The revised Levy rules will prohibit Burke or any other trainer from starting more than one horse in any division or leg of the series. That means if three divisions are drawn a trainer can only start three horses even if he enters more.
Blumenfeld believes that Sapphire City, now a seven-year-old, may have the seasoning to be more than an also-ran in this year’s premier event for aged pacers at his home track.
“I thought we should have done a little better last year,” said Blumenfeld. “I thought he just didn’t get the luck he needed.”
But this year the trainer believes that the lack of a double-team as well as the gifts his gelding has could make the difference throughout the series and perhaps even in the final. “There’s no horse that can snap off the wings as fast as he can,” said Blumenfeld of Sapphire City’s electric gate speed. “The good thing about him now is that you can leave hard and take him back and he’ll come back to you.”
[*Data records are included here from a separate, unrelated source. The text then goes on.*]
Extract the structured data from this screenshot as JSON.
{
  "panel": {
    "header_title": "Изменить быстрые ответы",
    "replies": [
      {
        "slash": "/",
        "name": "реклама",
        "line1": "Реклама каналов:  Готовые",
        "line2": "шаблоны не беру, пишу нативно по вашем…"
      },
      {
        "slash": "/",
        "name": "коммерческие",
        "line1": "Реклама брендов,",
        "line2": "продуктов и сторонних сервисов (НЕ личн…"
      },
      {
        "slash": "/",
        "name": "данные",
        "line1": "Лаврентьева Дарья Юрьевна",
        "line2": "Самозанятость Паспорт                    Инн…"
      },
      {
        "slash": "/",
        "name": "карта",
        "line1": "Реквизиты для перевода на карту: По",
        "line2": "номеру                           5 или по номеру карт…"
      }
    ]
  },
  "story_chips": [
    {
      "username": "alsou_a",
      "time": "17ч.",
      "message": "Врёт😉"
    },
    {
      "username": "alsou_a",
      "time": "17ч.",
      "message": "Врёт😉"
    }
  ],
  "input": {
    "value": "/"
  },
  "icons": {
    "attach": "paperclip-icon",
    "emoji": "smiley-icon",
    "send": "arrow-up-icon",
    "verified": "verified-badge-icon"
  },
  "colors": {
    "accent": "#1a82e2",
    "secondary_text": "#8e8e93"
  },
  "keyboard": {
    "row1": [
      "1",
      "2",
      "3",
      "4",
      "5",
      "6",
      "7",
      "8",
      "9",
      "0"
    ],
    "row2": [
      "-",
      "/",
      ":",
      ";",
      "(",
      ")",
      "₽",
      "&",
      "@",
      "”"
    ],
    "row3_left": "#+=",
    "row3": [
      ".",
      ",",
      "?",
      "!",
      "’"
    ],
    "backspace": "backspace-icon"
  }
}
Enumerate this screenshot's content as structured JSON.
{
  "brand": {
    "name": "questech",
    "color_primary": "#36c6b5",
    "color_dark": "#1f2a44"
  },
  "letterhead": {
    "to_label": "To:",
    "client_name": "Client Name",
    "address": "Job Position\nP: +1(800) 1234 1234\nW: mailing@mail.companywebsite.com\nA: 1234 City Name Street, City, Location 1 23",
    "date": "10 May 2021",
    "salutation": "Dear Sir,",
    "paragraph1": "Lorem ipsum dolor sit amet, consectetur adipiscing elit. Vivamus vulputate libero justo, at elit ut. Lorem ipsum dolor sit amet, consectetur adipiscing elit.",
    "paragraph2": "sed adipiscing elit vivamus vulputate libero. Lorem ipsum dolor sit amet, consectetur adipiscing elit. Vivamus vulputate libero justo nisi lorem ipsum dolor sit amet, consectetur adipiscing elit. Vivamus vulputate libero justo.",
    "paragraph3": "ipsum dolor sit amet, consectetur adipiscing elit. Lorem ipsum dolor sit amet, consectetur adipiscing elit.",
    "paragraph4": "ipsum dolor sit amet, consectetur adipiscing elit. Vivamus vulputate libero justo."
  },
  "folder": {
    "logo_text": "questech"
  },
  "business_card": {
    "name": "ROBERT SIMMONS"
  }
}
All horsemen know that when it comes to half-mile track racing early position is key and Sapphire City can make his own early position no matter what level of field he’ll face.
Though fewer horses may have nominated to the Levy in 2015, it still figures to be a very interesting event with defending champion P H Supercam returning to secure his title. The nominees also include two-time champion Foiled Again (2009-10) and the 2013 winner Razzle Dazzle, now on the comeback trail after extended time away from the races.
Blumenfeld credits the Pine Bush Training Center, a facility where his stable is based, for doing an incredible job keeping the track in great shape over the winter and helping him to maintain the edge a horse needs to compete on a week-to-week basis. As for Sapphire City, Blumenfeld recognizes he has a sound horse but doesn’t take anything for granted. “If you’re going to race as often on a half-mile track you have to be on top of everything and that includes vet work,” said Blumenfeld, who considers the monthly keep on Sapphire City to be quite manageable. An original New Yorker (Long Island), Blumenfeld followed in his father’s footsteps from a young age and went to California to race and train standardbreds. His stable moved from California to Illinois seasonally and eventually Blumenfeld found his way back to the East Coast where the 54-year-old has had a consistent impact on racing at the Westchester County half-mile track.
In a sport that deservedly shines the spotlight on the hard-hitting and courageous Foiled Again’s accomplishments, there are others a level below that have been able to reach extraordinary levels in their own right. Sapphire City’s exploits over the last three years and perhaps over the next five weeks is yet another tale that shows the value of perseverance in reaching the top for both equine and human competitors. It’s not always about those who start out on top.